A culture escaping from silence
At no time in history have we had more to fill our time—more gadgets, more television shows, more Internet blogs, chat rooms, and search engines than we will ever need—all competing for our time with God and with our families. The news is filled with stories of how we are all multitasking, how our children are becoming “wired”—in short, how the entire world is busy from first light of dawn until the last dying flicker of every day.
In an article in Time magazine, Stanford professor Donald Roberts said of his students, “There’s almost a discomfort with not being stimulated—a kind of ‘I can’t stand the silence.’” Are we, as Christians, any different? Many environmental and cultural factors seem to be leading people, and even whole churches, away from an inviting, personal union with God.
Too often, the endless barrage of information and noise leaves little, if any, space for contemplation. Prayer either has been neglected or has become an item to check off the to-do list. When time is short, prayer can easily become ritualistic and empty. These factors are just a few of the reasons why contemplative prayer strikes a chord with many evangelicals today. What does this ancient form of prayer have to do with modern Christians? And how does it change how we regard the silence?
The value of contemplation
The practice of contemplative prayer—of drawing near to God, of listening for his voice, of practicing his presence—has filled books and inspired sermons for centuries. It often involves spiritual retreats, silence, and praying over passages of Scripture. Prayers of the heart, or the recitation of a biblical word or phrase, are often used in this form of prayer to help “create an inner stillness and thus to listen to the voice of God,” explains the contemplative writer, Henri Nouwen.
Wheaton Professor James Wilhoit, who teaches a class on the Dynamics of Spiritual Growth, explains: “Contemplative prayer is built around an expectation of hearing from God. There is a quiet waiting to enjoy friendship with God.” And while contemplative practices differ for each individual, at the heart of it all, Dr. Wilhoit says, “There is a sense of the need for divine perspective. There is a realization that despite all of your thinking and imagining, you don’t have a way to solve all of your problems—that you need the discernment and wisdom that comes from on high.”
Modern examples of contemplation
For Dr. Lon Allison, Director of the Billy Graham Center, the practice of contemplative prayer came at a critical life’s juncture. “I was the pastor of a brand new church and I was working my head off…. I was trying to win the world for Jesus…but I desperately needed to remember that Jesus was in charge.” He says that God brought him to the realization that “apart from Christ, I can do nothing. And even more, apart from Christ, I am nothing.”
Dr. Allison began setting aside time for spiritual retreats. “My goal is still to set aside one day a month to get into creation with my Bible and a journal and hang out with God for six to ten hours.” He says about these times, “We are never apart from God, but sometimes we get so busy that we don’t hear him knocking.”

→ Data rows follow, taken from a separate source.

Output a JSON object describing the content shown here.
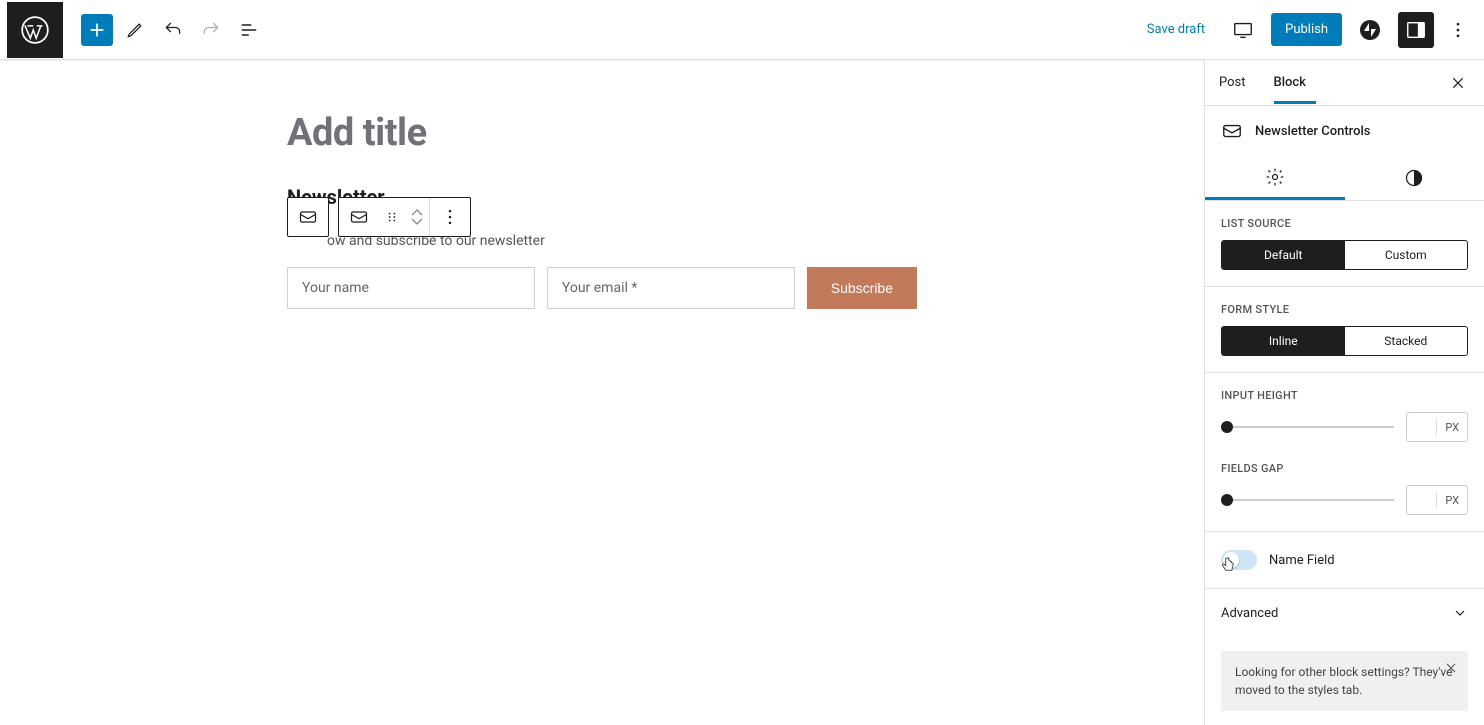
{
  "header": {
    "save_draft": "Save draft",
    "publish": "Publish"
  },
  "canvas": {
    "title_placeholder": "Add title",
    "newsletter_heading": "Newsletter",
    "newsletter_desc": "ow and subscribe to our newsletter",
    "name_placeholder": "Your name",
    "email_placeholder": "Your email *",
    "subscribe_label": "Subscribe"
  },
  "sidebar": {
    "tabs": {
      "post": "Post",
      "block": "Block"
    },
    "block_name": "Newsletter Controls",
    "list_source": {
      "label": "LIST SOURCE",
      "default": "Default",
      "custom": "Custom"
    },
    "form_style": {
      "label": "FORM STYLE",
      "inline": "Inline",
      "stacked": "Stacked"
    },
    "input_height": {
      "label": "INPUT HEIGHT",
      "unit": "PX"
    },
    "fields_gap": {
      "label": "FIELDS GAP",
      "unit": "PX"
    },
    "name_field_label": "Name Field",
    "advanced": "Advanced",
    "hint": "Looking for other block settings? They've moved to the styles tab."
  }
}
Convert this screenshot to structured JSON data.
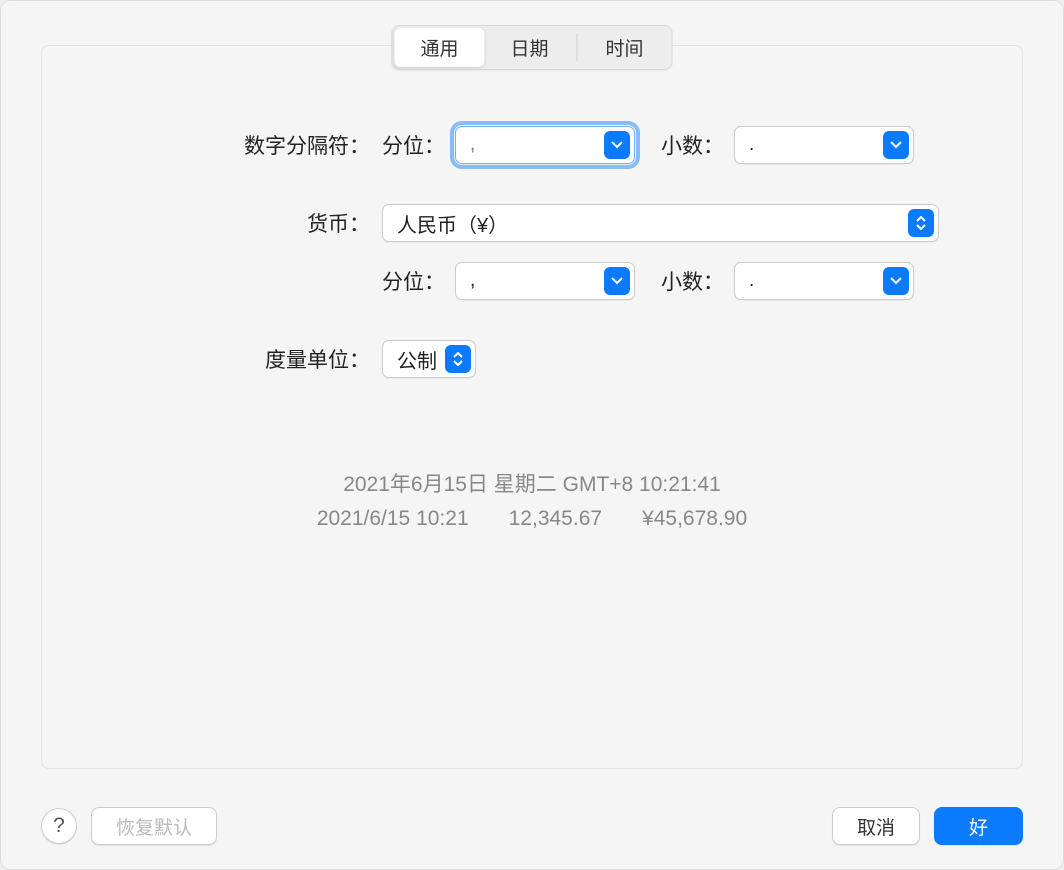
{
  "tabs": {
    "general": "通用",
    "date": "日期",
    "time": "时间"
  },
  "labels": {
    "number_separator": "数字分隔符：",
    "grouping": "分位：",
    "decimal": "小数：",
    "currency": "货币：",
    "measurement": "度量单位："
  },
  "values": {
    "number_grouping": ",",
    "number_decimal": ".",
    "currency_name": "人民币（¥）",
    "currency_grouping": ",",
    "currency_decimal": ".",
    "measurement": "公制"
  },
  "preview": {
    "line1": "2021年6月15日 星期二 GMT+8 10:21:41",
    "line2_datetime": "2021/6/15 10:21",
    "line2_number": "12,345.67",
    "line2_currency": "¥45,678.90"
  },
  "footer": {
    "help": "?",
    "restore": "恢复默认",
    "cancel": "取消",
    "ok": "好"
  }
}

The second practice he continues today is that of lectio divina, or divine reading. “For instance, this week, every day I’m reading slowly and praying through Psalm 19,” he explains. The purpose of divine reading is not to get through the Bible quickly, but to slow down and let each passage speak on a personal level. The practice consists of not just reading, but reflecting, responding, praying, and resting in God’s Word.
Historic examples of contemplation
Many find the examples of contemplative Christians who have gone before helpful. Brother Lawrence, for instance, was a 17th-century lay member of a monastery who sought to practice the presence of God while scrubbing pots and going about his kitchen duties. From his example, as well as the example of Job, who kept a conversation with God flowing no matter what the circumstances, Dr. Jerry Root, assistant professor at the Billy Graham Center’s Institute for Strategic Evangelism, draws application for living a prayer-filled life. He says, “As I speak to God in my joys with thanksgiving, and when I come to him with questions in the midst of adverse times, I am mindful of him and turning my thoughts to him. I am practicing his presence.”
But most instructive is the model of Jesus’ own life. “I think if we look at Jesus’ patterns, we see a person who practiced solitude and who practiced retreats. We see a model of intentional disengagement for spiritual purposes…a man in continual communion with God,” says Dr. Wilhoit. He says that for many students in our performance-oriented society, the notion of resting in their identity as children of God is not only refreshing—but life changing.
As the pace of our culture becomes increasingly frenetic and harried, the contemplative movement reminds us that perhaps what we as Christians need is not to join the mad rush—but to embrace the silence. Or, in the words of the Psalmist, “Be still and know that I am God” (Psalm 46:10).
KATHERIN HALBERSTADT-ANDERSON, adapted from “At the Heart of Prayer,” from the spring 2006 issue of Wheaton magazine.